Snead’s “demotion” to the third receiver from the second option will be huge for his production. He’ll be drawing coverage from other teams’ third corners rather than one of the top two options. That’s the difference between facing Atlanta Falcons corners Desmond Trufant and Robert Alford or second-year nickel corner Jalen Collins, who was thoroughly mediocre in his NFL debut.

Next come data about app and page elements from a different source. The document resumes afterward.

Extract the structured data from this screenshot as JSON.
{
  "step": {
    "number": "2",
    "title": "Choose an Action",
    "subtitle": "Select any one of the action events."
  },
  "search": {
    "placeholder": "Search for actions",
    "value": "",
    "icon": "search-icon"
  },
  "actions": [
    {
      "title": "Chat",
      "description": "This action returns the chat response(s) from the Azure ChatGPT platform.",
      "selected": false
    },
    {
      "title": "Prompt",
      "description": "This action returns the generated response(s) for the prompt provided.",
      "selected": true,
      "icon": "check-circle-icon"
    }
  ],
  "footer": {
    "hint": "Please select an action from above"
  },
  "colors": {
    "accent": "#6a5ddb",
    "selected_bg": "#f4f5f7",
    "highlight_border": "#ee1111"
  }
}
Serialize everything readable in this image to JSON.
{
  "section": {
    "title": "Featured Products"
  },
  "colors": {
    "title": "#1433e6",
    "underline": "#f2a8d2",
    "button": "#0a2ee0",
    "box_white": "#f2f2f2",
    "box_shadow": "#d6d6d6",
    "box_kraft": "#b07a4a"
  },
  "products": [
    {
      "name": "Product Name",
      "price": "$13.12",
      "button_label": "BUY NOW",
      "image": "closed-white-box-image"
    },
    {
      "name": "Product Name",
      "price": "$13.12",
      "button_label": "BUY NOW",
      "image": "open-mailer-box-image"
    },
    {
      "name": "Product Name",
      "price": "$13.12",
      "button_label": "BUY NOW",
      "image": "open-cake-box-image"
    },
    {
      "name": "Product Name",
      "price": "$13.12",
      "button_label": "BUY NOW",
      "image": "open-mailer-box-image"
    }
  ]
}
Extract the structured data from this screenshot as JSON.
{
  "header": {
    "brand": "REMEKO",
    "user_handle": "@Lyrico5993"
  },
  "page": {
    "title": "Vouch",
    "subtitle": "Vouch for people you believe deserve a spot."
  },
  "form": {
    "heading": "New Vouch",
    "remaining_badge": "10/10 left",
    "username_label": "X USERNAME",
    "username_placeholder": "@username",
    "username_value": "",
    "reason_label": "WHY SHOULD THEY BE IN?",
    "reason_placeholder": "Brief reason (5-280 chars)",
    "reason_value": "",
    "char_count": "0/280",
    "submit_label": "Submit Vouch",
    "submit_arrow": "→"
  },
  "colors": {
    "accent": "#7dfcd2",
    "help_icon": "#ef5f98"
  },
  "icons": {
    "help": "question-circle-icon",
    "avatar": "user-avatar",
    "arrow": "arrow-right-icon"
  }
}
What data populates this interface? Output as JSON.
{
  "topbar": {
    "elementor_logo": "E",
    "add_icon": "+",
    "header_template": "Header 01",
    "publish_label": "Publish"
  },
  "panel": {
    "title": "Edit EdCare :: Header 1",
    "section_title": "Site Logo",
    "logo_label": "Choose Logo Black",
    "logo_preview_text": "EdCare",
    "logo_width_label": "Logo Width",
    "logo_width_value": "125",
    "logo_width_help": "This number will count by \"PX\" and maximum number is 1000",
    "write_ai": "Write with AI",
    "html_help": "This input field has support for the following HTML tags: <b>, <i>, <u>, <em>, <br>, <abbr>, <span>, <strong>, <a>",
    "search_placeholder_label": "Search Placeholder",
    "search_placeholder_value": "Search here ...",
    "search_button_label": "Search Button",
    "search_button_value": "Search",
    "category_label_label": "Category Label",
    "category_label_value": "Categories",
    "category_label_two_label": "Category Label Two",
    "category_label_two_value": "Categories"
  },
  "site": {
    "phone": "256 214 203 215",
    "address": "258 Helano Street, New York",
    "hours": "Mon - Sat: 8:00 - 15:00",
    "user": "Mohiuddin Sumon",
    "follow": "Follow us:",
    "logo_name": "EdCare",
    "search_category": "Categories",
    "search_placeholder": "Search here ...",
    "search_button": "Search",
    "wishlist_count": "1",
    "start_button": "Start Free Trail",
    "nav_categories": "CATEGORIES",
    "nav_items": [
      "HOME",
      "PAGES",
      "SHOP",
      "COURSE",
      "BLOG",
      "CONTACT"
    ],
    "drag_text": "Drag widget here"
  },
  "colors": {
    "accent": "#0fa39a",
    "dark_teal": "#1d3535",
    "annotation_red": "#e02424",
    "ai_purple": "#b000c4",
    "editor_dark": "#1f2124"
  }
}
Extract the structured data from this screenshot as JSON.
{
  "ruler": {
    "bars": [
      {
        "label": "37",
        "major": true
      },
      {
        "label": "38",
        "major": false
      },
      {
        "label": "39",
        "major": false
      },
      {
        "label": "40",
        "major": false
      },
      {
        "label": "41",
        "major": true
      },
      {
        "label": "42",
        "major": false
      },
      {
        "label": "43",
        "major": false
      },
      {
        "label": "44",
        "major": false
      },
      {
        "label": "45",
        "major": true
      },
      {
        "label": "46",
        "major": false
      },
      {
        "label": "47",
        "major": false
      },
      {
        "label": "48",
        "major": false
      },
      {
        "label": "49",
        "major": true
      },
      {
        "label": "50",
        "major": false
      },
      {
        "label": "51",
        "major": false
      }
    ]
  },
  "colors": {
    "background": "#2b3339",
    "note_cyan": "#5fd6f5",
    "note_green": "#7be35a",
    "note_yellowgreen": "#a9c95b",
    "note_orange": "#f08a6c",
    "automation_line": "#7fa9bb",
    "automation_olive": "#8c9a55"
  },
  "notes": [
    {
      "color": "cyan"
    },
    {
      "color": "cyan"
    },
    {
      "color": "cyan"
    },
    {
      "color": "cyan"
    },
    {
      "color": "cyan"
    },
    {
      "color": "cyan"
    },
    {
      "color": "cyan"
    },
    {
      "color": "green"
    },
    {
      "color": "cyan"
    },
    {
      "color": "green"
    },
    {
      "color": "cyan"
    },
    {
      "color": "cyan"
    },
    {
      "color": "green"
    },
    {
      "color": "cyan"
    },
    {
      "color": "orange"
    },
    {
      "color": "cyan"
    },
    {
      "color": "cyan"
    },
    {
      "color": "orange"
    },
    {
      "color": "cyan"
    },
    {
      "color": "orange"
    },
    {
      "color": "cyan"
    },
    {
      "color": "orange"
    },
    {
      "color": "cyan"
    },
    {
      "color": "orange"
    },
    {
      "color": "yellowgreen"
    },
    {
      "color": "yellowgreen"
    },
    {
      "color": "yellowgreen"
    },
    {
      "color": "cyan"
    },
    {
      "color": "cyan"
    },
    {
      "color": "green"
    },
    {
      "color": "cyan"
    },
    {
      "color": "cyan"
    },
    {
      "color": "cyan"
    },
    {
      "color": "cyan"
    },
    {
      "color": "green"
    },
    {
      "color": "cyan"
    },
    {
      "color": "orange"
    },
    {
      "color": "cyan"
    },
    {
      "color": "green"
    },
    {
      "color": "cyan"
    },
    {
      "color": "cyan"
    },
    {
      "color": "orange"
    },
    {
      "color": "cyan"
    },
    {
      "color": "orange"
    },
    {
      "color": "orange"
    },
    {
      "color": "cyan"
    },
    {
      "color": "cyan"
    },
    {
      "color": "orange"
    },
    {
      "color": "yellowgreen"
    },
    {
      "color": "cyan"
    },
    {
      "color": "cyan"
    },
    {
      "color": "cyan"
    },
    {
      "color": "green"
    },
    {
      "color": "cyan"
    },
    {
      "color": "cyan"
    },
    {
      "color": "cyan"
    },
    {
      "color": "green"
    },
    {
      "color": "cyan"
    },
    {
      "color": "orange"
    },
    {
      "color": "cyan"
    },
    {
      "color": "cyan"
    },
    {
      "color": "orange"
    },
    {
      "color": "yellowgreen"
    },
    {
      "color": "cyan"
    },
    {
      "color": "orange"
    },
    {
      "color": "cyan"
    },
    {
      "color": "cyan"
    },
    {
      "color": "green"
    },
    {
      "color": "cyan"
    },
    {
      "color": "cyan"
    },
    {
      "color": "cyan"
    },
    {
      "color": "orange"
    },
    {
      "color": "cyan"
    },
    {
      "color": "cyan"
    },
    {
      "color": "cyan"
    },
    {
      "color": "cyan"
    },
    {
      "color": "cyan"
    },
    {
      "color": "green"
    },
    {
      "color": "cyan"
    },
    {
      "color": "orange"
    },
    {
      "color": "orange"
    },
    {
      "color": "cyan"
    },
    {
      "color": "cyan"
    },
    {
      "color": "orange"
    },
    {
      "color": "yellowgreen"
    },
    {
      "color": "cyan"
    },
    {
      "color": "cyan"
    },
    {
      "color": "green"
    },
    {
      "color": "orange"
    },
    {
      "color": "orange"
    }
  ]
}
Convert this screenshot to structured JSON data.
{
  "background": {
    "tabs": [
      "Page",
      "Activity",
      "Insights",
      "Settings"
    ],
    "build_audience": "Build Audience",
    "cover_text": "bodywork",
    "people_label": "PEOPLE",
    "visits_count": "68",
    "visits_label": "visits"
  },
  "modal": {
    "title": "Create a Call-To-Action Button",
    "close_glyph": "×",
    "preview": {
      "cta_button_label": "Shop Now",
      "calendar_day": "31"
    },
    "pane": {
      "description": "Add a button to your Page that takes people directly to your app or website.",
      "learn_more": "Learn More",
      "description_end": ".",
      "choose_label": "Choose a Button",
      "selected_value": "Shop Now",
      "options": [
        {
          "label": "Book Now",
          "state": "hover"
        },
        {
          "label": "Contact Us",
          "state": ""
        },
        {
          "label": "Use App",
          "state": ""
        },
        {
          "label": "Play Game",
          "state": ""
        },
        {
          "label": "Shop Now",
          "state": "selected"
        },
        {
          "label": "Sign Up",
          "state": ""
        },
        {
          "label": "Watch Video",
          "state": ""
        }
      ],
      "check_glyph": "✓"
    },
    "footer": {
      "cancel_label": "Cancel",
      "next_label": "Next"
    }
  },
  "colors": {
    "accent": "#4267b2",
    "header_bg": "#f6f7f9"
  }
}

There’s no telling what Snead could do in that situation, but it’s safe to say he’ll bag more than three touchdowns in his second year starting.